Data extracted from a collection

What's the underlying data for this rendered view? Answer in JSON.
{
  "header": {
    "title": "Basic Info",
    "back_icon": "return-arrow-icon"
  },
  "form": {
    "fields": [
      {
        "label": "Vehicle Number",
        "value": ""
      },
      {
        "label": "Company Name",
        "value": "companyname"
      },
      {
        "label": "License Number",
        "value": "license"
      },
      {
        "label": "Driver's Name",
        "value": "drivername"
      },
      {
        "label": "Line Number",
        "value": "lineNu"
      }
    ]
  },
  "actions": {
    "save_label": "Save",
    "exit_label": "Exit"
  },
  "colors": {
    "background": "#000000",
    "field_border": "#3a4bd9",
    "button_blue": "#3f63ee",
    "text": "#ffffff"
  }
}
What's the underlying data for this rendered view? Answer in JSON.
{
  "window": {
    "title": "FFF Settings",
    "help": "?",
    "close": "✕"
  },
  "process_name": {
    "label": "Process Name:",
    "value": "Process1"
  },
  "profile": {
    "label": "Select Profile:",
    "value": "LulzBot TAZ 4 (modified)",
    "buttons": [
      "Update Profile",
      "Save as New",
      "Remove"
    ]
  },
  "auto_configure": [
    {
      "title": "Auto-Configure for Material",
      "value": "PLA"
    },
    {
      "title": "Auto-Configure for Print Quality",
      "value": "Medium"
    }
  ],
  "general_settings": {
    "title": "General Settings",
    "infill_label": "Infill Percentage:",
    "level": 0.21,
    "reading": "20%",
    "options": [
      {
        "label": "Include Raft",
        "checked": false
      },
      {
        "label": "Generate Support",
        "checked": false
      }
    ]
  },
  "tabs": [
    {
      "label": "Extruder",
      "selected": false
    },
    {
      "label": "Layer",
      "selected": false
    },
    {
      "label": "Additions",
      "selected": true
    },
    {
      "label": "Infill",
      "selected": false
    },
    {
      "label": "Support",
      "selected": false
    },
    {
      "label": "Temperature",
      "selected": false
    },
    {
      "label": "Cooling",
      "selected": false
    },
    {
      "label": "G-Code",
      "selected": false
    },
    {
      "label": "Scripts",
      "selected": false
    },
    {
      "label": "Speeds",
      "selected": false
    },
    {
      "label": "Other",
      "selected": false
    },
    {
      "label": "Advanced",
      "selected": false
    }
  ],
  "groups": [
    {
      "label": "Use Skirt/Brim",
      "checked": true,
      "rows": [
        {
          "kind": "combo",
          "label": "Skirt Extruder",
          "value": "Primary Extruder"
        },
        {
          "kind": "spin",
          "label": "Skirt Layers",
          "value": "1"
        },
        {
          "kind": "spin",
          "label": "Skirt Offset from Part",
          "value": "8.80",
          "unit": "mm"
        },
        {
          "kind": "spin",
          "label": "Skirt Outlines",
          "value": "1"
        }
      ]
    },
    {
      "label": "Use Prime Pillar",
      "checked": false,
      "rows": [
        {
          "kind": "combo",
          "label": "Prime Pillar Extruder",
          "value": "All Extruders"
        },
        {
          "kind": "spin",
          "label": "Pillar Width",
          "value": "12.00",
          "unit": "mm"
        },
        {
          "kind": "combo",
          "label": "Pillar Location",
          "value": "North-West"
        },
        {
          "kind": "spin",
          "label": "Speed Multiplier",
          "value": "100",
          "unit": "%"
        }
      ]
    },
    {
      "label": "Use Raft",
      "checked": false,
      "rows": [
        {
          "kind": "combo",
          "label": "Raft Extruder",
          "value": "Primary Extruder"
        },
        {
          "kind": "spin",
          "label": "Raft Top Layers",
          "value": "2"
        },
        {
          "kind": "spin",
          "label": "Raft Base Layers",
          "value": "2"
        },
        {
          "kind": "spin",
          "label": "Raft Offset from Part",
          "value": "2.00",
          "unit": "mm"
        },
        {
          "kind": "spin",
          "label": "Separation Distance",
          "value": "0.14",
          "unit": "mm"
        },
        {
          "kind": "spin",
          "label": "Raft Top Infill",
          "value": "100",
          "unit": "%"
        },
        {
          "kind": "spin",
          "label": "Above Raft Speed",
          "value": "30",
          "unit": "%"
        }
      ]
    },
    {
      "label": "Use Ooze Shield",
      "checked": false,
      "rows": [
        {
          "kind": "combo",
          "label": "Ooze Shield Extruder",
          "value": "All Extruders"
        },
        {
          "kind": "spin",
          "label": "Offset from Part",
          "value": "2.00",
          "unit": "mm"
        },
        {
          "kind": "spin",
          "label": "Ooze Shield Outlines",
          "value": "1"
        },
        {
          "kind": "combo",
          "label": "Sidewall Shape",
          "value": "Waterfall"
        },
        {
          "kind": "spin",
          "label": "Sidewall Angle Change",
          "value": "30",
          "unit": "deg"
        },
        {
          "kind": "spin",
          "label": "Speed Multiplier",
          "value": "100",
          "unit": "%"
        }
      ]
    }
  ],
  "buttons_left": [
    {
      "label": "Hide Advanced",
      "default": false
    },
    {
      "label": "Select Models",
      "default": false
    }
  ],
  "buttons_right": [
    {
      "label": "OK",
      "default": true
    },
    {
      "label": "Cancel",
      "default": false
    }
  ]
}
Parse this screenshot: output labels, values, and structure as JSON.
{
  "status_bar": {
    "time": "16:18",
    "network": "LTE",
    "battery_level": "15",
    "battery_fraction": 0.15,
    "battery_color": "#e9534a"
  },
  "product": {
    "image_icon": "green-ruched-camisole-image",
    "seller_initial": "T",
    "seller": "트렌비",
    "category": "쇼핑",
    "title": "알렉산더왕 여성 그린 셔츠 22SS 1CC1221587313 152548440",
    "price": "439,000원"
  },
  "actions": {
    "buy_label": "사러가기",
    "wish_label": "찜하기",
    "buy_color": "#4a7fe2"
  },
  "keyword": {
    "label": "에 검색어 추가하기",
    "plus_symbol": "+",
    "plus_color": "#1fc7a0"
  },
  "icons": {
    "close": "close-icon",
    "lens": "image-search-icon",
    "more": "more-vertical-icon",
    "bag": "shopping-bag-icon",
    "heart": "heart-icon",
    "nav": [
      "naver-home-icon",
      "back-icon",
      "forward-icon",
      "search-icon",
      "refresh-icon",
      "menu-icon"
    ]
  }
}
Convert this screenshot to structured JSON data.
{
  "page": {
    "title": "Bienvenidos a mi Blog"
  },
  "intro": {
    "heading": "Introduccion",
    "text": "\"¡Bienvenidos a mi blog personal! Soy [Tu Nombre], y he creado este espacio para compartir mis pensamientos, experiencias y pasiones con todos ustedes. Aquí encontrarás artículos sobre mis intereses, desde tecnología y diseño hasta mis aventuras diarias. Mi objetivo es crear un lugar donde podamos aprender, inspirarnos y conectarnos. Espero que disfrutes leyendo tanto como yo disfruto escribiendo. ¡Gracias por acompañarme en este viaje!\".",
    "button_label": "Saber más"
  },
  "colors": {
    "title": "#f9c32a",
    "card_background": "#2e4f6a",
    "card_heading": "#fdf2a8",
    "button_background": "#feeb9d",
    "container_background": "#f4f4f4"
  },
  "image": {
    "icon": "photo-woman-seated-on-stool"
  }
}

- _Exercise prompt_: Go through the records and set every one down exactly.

- _Solution to this exercise_:
What's the underlying data for this rendered view? Answer in JSON.
{
  "header": {
    "title": "Basic Info",
    "back_icon": "return-arrow-icon"
  },
  "form": {
    "fields": [
      {
        "label": "Vehicle Number",
        "value": ""
      },
      {
        "label": "Company Name",
        "value": "companyname"
      },
      {
        "label": "License Number",
        "value": "license"
      },
      {
        "label": "Driver's Name",
        "value": "drivername"
      },
      {
        "label": "Line Number",
        "value": "lineNu"
      }
    ]
  },
  "actions": {
    "save_label": "Save",
    "exit_label": "Exit"
  },
  "colors": {
    "background": "#000000",
    "field_border": "#3a4bd9",
    "button_blue": "#3f63ee",
    "text": "#ffffff"
  }
}
What's the underlying data for this rendered view? Answer in JSON.
{
  "window": {
    "title": "FFF Settings",
    "help": "?",
    "close": "✕"
  },
  "process_name": {
    "label": "Process Name:",
    "value": "Process1"
  },
  "profile": {
    "label": "Select Profile:",
    "value": "LulzBot TAZ 4 (modified)",
    "buttons": [
      "Update Profile",
      "Save as New",
      "Remove"
    ]
  },
  "auto_configure": [
    {
      "title": "Auto-Configure for Material",
      "value": "PLA"
    },
    {
      "title": "Auto-Configure for Print Quality",
      "value": "Medium"
    }
  ],
  "general_settings": {
    "title": "General Settings",
    "infill_label": "Infill Percentage:",
    "level": 0.21,
    "reading": "20%",
    "options": [
      {
        "label": "Include Raft",
        "checked": false
      },
      {
        "label": "Generate Support",
        "checked": false
      }
    ]
  },
  "tabs": [
    {
      "label": "Extruder",
      "selected": false
    },
    {
      "label": "Layer",
      "selected": false
    },
    {
      "label": "Additions",
      "selected": true
    },
    {
      "label": "Infill",
      "selected": false
    },
    {
      "label": "Support",
      "selected": false
    },
    {
      "label": "Temperature",
      "selected": false
    },
    {
      "label": "Cooling",
      "selected": false
    },
    {
      "label": "G-Code",
      "selected": false
    },
    {
      "label": "Scripts",
      "selected": false
    },
    {
      "label": "Speeds",
      "selected": false
    },
    {
      "label": "Other",
      "selected": false
    },
    {
      "label": "Advanced",
      "selected": false
    }
  ],
  "groups": [
    {
      "label": "Use Skirt/Brim",
      "checked": true,
      "rows": [
        {
          "kind": "combo",
          "label": "Skirt Extruder",
          "value": "Primary Extruder"
        },
        {
          "kind": "spin",
          "label": "Skirt Layers",
          "value": "1"
        },
        {
          "kind": "spin",
          "label": "Skirt Offset from Part",
          "value": "8.80",
          "unit": "mm"
        },
        {
          "kind": "spin",
          "label": "Skirt Outlines",
          "value": "1"
        }
      ]
    },
    {
      "label": "Use Prime Pillar",
      "checked": false,
      "rows": [
        {
          "kind": "combo",
          "label": "Prime Pillar Extruder",
          "value": "All Extruders"
        },
        {
          "kind": "spin",
          "label": "Pillar Width",
          "value": "12.00",
          "unit": "mm"
        },
        {
          "kind": "combo",
          "label": "Pillar Location",
          "value": "North-West"
        },
        {
          "kind": "spin",
          "label": "Speed Multiplier",
          "value": "100",
          "unit": "%"
        }
      ]
    },
    {
      "label": "Use Raft",
      "checked": false,
      "rows": [
        {
          "kind": "combo",
          "label": "Raft Extruder",
          "value": "Primary Extruder"
        },
        {
          "kind": "spin",
          "label": "Raft Top Layers",
          "value": "2"
        },
        {
          "kind": "spin",
          "label": "Raft Base Layers",
          "value": "2"
        },
        {
          "kind": "spin",
          "label": "Raft Offset from Part",
          "value": "2.00",
          "unit": "mm"
        },
        {
          "kind": "spin",
          "label": "Separation Distance",
          "value": "0.14",
          "unit": "mm"
        },
        {
          "kind": "spin",
          "label": "Raft Top Infill",
          "value": "100",
          "unit": "%"
        },
        {
          "kind": "spin",
          "label": "Above Raft Speed",
          "value": "30",
          "unit": "%"
        }
      ]
    },
    {
      "label": "Use Ooze Shield",
      "checked": false,
      "rows": [
        {
          "kind": "combo",
          "label": "Ooze Shield Extruder",
          "value": "All Extruders"
        },
        {
          "kind": "spin",
          "label": "Offset from Part",
          "value": "2.00",
          "unit": "mm"
        },
        {
          "kind": "spin",
          "label": "Ooze Shield Outlines",
          "value": "1"
        },
        {
          "kind": "combo",
          "label": "Sidewall Shape",
          "value": "Waterfall"
        },
        {
          "kind": "spin",
          "label": "Sidewall Angle Change",
          "value": "30",
          "unit": "deg"
        },
        {
          "kind": "spin",
          "label": "Speed Multiplier",
          "value": "100",
          "unit": "%"
        }
      ]
    }
  ],
  "buttons_left": [
    {
      "label": "Hide Advanced",
      "default": false
    },
    {
      "label": "Select Models",
      "default": false
    }
  ],
  "buttons_right": [
    {
      "label": "OK",
      "default": true
    },
    {
      "label": "Cancel",
      "default": false
    }
  ]
}
Parse this screenshot: output labels, values, and structure as JSON.
{
  "status_bar": {
    "time": "16:18",
    "network": "LTE",
    "battery_level": "15",
    "battery_fraction": 0.15,
    "battery_color": "#e9534a"
  },
  "product": {
    "image_icon": "green-ruched-camisole-image",
    "seller_initial": "T",
    "seller": "트렌비",
    "category": "쇼핑",
    "title": "알렉산더왕 여성 그린 셔츠 22SS 1CC1221587313 152548440",
    "price": "439,000원"
  },
  "actions": {
    "buy_label": "사러가기",
    "wish_label": "찜하기",
    "buy_color": "#4a7fe2"
  },
  "keyword": {
    "label": "에 검색어 추가하기",
    "plus_symbol": "+",
    "plus_color": "#1fc7a0"
  },
  "icons": {
    "close": "close-icon",
    "lens": "image-search-icon",
    "more": "more-vertical-icon",
    "bag": "shopping-bag-icon",
    "heart": "heart-icon",
    "nav": [
      "naver-home-icon",
      "back-icon",
      "forward-icon",
      "search-icon",
      "refresh-icon",
      "menu-icon"
    ]
  }
}
Convert this screenshot to structured JSON data.
{
  "page": {
    "title": "Bienvenidos a mi Blog"
  },
  "intro": {
    "heading": "Introduccion",
    "text": "\"¡Bienvenidos a mi blog personal! Soy [Tu Nombre], y he creado este espacio para compartir mis pensamientos, experiencias y pasiones con todos ustedes. Aquí encontrarás artículos sobre mis intereses, desde tecnología y diseño hasta mis aventuras diarias. Mi objetivo es crear un lugar donde podamos aprender, inspirarnos y conectarnos. Espero que disfrutes leyendo tanto como yo disfruto escribiendo. ¡Gracias por acompañarme en este viaje!\".",
    "button_label": "Saber más"
  },
  "colors": {
    "title": "#f9c32a",
    "card_background": "#2e4f6a",
    "card_heading": "#fdf2a8",
    "button_background": "#feeb9d",
    "container_background": "#f4f4f4"
  },
  "image": {
    "icon": "photo-woman-seated-on-stool"
  }
}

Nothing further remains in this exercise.